EnglishEdit

 
English Wikipedia has an article on:
Wikipedia

PronunciationEdit

Etymology 1Edit

From Biblical Hebrew שָׁלֵם(šālēm) (Genesis 14:18).

Proper nounEdit

Salem

  1. The biblical place ruled by Melchizedek; mostly identified with Jerusalem.
  2. Any of several places in the USA:
    1. The capital city of Oregon, United States and the county seat of Marion County.
    2. A city, the county seat of Fulton County, Arkansas.
    3. An unincorporated community in Pike County, Arkansas.
    4. A census-designated place in Saline County, Arkansas.
    5. A city, the county seat of Marion County, Illinois.
    6. A city in Massachusetts, United States and one of the two county seats of Essex County; the site of infamous witch-hunts, trials and executions in 1692.
    7. A city, the county seat of Washington County, Indiana.
    8. A city, the county seat of Dent County, Missouri.
    9. A city, the county seat of Salem County, New Jersey.
    10. A city, the county seat of McCook County, South Dakota.
    11. An independent city, the county seat of Roanoke County, Virginia.
    12. An unincorporated community and former town, now in Salem Lakes, Kenosha County, Wisconsin.
  3. A municipality of Stockholm, Sweden.
  4. A town in Montserrat, which was evacuated and later resettled.
Derived termsEdit

Etymology 2Edit

From Tamil சேலம் (cēlam).

Proper nounEdit

Salem

  1. A town and a district in Tamil Nadu, India.

AnagramsEdit


GermanEdit

 
German Wikipedia has an article on:
Wikipedia de

PronunciationEdit

Proper nounEdit

Salem n (proper noun, genitive Salems or (optionally with an article) Salem)

  1. Salem (a town in Baden-Württemberg, Germany)
  2. Salem (a town in Schleswig-Holstein, Germany)

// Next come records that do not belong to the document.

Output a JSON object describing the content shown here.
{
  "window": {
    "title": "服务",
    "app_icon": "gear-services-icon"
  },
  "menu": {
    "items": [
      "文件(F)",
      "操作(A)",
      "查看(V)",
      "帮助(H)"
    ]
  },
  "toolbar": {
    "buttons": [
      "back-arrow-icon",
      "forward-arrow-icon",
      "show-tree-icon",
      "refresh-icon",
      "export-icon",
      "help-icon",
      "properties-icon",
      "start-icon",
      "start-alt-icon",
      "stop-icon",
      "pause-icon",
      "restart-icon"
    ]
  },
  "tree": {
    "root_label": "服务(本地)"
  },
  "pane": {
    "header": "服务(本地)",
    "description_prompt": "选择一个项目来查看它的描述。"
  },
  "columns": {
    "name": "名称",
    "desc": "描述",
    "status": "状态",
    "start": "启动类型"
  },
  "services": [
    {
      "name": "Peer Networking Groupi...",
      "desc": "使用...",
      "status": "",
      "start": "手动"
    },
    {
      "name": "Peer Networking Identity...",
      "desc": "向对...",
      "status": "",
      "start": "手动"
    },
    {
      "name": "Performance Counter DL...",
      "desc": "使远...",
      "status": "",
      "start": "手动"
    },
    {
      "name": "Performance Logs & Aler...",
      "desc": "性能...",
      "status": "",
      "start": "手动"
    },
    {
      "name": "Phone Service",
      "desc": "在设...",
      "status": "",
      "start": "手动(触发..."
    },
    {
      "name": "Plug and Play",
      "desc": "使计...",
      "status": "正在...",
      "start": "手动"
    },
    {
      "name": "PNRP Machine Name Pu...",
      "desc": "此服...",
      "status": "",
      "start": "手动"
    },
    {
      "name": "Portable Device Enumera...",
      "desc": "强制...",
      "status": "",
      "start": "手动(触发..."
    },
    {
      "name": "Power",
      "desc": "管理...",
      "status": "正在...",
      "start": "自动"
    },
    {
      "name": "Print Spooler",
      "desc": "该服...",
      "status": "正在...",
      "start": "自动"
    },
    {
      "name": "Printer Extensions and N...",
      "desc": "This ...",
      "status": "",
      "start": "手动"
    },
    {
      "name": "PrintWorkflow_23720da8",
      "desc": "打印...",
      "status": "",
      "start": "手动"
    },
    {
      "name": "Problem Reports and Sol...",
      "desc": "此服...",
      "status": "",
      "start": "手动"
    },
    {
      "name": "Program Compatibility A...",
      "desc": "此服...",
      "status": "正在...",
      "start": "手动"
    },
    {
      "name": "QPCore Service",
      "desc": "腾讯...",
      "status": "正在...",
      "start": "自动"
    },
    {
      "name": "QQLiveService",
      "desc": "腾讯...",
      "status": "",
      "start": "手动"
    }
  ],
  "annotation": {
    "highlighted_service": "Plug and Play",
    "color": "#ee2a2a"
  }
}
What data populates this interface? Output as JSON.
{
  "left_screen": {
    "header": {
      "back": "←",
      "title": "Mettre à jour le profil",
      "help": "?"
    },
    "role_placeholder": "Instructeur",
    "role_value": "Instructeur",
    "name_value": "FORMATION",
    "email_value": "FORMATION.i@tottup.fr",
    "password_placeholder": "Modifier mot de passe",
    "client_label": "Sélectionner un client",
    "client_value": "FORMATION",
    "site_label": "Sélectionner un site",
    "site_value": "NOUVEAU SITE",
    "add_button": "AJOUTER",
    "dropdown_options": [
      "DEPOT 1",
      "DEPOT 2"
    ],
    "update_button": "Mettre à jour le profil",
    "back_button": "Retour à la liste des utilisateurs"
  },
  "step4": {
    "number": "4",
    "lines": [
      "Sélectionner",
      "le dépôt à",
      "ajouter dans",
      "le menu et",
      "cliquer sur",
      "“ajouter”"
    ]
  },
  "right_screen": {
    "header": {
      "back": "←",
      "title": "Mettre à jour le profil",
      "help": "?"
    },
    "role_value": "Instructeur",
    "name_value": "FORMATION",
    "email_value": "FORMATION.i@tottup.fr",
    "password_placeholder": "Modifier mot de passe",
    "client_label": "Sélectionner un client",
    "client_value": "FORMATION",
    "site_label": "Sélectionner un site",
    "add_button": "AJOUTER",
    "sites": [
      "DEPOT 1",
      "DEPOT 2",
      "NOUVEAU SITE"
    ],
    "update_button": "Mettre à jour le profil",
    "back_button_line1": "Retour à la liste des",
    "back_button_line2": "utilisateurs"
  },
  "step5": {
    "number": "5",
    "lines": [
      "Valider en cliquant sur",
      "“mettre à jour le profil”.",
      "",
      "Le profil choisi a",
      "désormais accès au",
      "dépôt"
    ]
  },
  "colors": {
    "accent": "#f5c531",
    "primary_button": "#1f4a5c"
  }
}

LuxembourgishEdit

PronunciationEdit

NounEdit

Salem m (plural Salemen)

  1. salmon

SynonymsEdit